## EXERCISE:
Using the data below, show every line where the word "name" occurs.

## GIVEN RECORDS:
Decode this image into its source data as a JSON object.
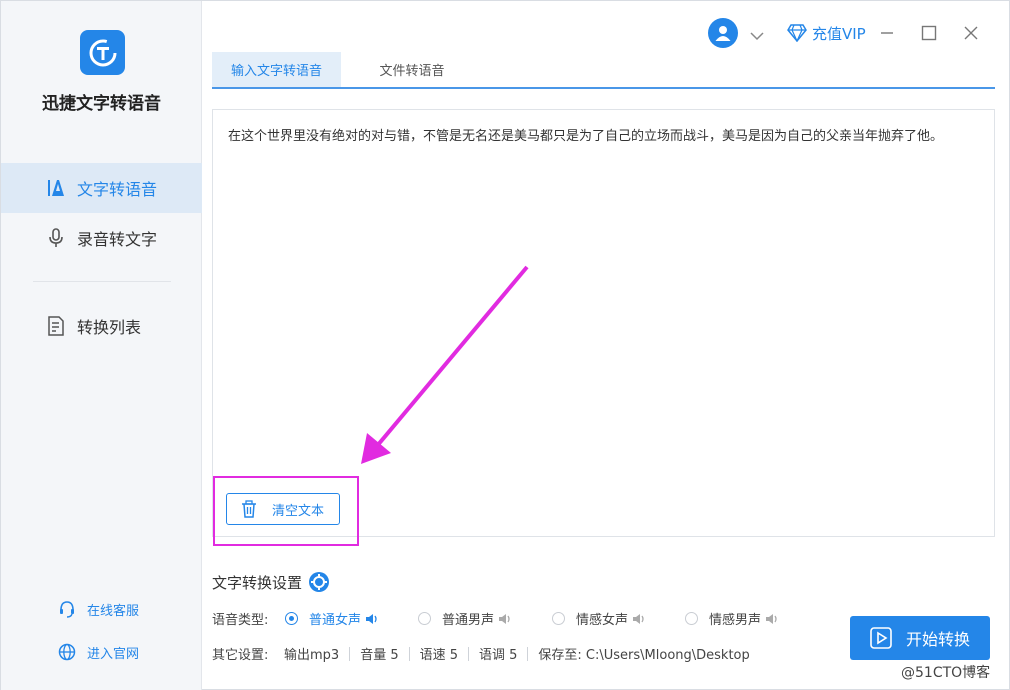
{
  "app": {
    "title": "迅捷文字转语音",
    "logo_letter": "T"
  },
  "sidebar": {
    "items": [
      {
        "label": "文字转语音",
        "icon": "text-a-icon",
        "active": true
      },
      {
        "label": "录音转文字",
        "icon": "microphone-icon",
        "active": false
      },
      {
        "label": "转换列表",
        "icon": "list-document-icon",
        "active": false
      }
    ],
    "footer": [
      {
        "label": "在线客服",
        "icon": "headset-icon"
      },
      {
        "label": "进入官网",
        "icon": "globe-icon"
      }
    ]
  },
  "topbar": {
    "vip_label": "充值VIP"
  },
  "tabs": [
    {
      "label": "输入文字转语音",
      "active": true
    },
    {
      "label": "文件转语音",
      "active": false
    }
  ],
  "editor": {
    "text": "在这个世界里没有绝对的对与错，不管是无名还是美马都只是为了自己的立场而战斗，美马是因为自己的父亲当年抛弃了他。",
    "clear_label": "清空文本"
  },
  "settings": {
    "title": "文字转换设置",
    "voice_type_label": "语音类型:",
    "voices": [
      {
        "label": "普通女声",
        "selected": true
      },
      {
        "label": "普通男声",
        "selected": false
      },
      {
        "label": "情感女声",
        "selected": false
      },
      {
        "label": "情感男声",
        "selected": false
      }
    ],
    "other_label": "其它设置:",
    "other": {
      "output": "输出mp3",
      "volume": "音量 5",
      "speed": "语速 5",
      "pitch": "语调 5",
      "save_to": "保存至: C:\\Users\\Mloong\\Desktop"
    },
    "start_label": "开始转换"
  },
  "watermark": "@51CTO博客",
  "colors": {
    "accent": "#2486e8",
    "annotation": "#e12be0"
  }
}
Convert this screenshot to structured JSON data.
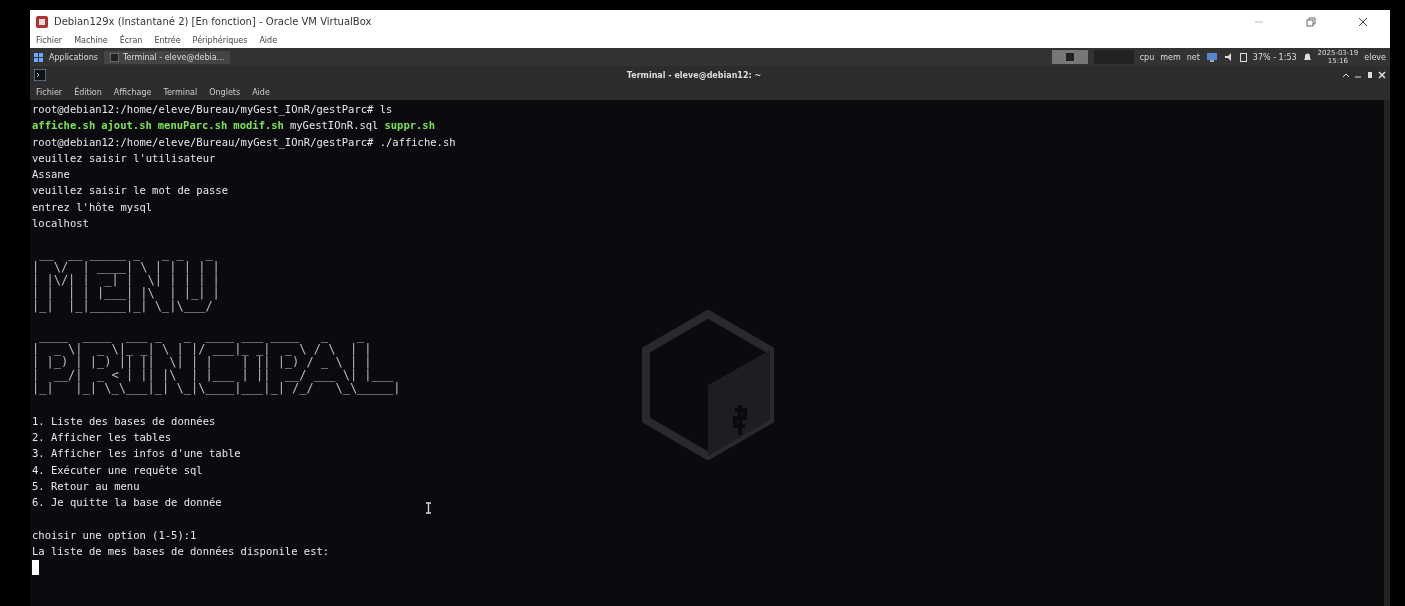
{
  "window": {
    "title": "Debian129x (Instantané 2) [En fonction] - Oracle VM VirtualBox"
  },
  "vbox_menu": [
    "Fichier",
    "Machine",
    "Écran",
    "Entrée",
    "Périphériques",
    "Aide"
  ],
  "guest_panel": {
    "apps_label": "Applications",
    "task": "Terminal - eleve@debia...",
    "monitors": [
      "cpu",
      "mem",
      "net"
    ],
    "battery": "37% - 1:53",
    "clock": [
      "2025-03-19",
      "15:16"
    ],
    "user": "eleve"
  },
  "terminal": {
    "title": "Terminal - eleve@debian12: ~",
    "menu": [
      "Fichier",
      "Édition",
      "Affichage",
      "Terminal",
      "Onglets",
      "Aide"
    ],
    "lines": [
      {
        "kind": "text",
        "text": "root@debian12:/home/eleve/Bureau/myGest_IOnR/gestParc# ls"
      },
      {
        "kind": "files",
        "files": [
          {
            "name": "affiche.sh",
            "executable": true
          },
          {
            "name": "ajout.sh",
            "executable": true
          },
          {
            "name": "menuParc.sh",
            "executable": true
          },
          {
            "name": "modif.sh",
            "executable": true
          },
          {
            "name": "myGestIOnR.sql",
            "executable": false
          },
          {
            "name": "suppr.sh",
            "executable": true
          }
        ]
      },
      {
        "kind": "text",
        "text": "root@debian12:/home/eleve/Bureau/myGest_IOnR/gestParc# ./affiche.sh"
      },
      {
        "kind": "text",
        "text": "veuillez saisir l'utilisateur"
      },
      {
        "kind": "text",
        "text": "Assane"
      },
      {
        "kind": "text",
        "text": "veuillez saisir le mot de passe"
      },
      {
        "kind": "text",
        "text": "entrez l'hôte mysql"
      },
      {
        "kind": "text",
        "text": "localhost"
      },
      {
        "kind": "blank"
      },
      {
        "kind": "banner",
        "rows": [
          " __  __ _____ _   _ _   _ ",
          "|  \\/  | ____| \\ | | | | |",
          "| |\\/| |  _| |  \\| | | | |",
          "| |  | | |___| |\\  | |_| |",
          "|_|  |_|_____|_| \\_|\\___/ "
        ]
      },
      {
        "kind": "blank"
      },
      {
        "kind": "banner",
        "rows": [
          " ____  ____  ___ _   _  ____ ___ ____   _    _     ",
          "|  _ \\|  _ \\|_ _| \\ | |/ ___|_ _|  _ \\ / \\  | |    ",
          "| |_) | |_) || ||  \\| | |    | || |_) / _ \\ | |    ",
          "|  __/|  _ < | || |\\  | |___ | ||  __/ ___ \\| |___ ",
          "|_|   |_| \\_\\___|_| \\_|\\____|___|_| /_/   \\_\\_____|"
        ]
      },
      {
        "kind": "blank"
      },
      {
        "kind": "text",
        "text": "1. Liste des bases de données"
      },
      {
        "kind": "text",
        "text": "2. Afficher les tables"
      },
      {
        "kind": "text",
        "text": "3. Afficher les infos d'une table"
      },
      {
        "kind": "text",
        "text": "4. Exécuter une requête sql"
      },
      {
        "kind": "text",
        "text": "5. Retour au menu"
      },
      {
        "kind": "text",
        "text": "6. Je quitte la base de donnée"
      },
      {
        "kind": "blank"
      },
      {
        "kind": "text",
        "text": "choisir une option (1-5):1"
      },
      {
        "kind": "text",
        "text": "La liste de mes bases de données disponile est:"
      },
      {
        "kind": "cursor"
      }
    ]
  }
}
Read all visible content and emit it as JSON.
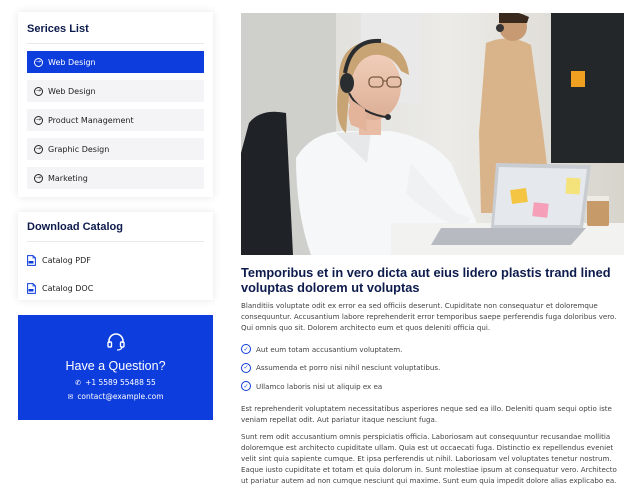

## FINAL ANSWER:
            "name": "affiche.sh",
            "name": "ajout.sh",
            "name": "menuParc.sh",
            "name": "modif.sh",
            "name": "myGestIOnR.sql",
            "name": "suppr.sh",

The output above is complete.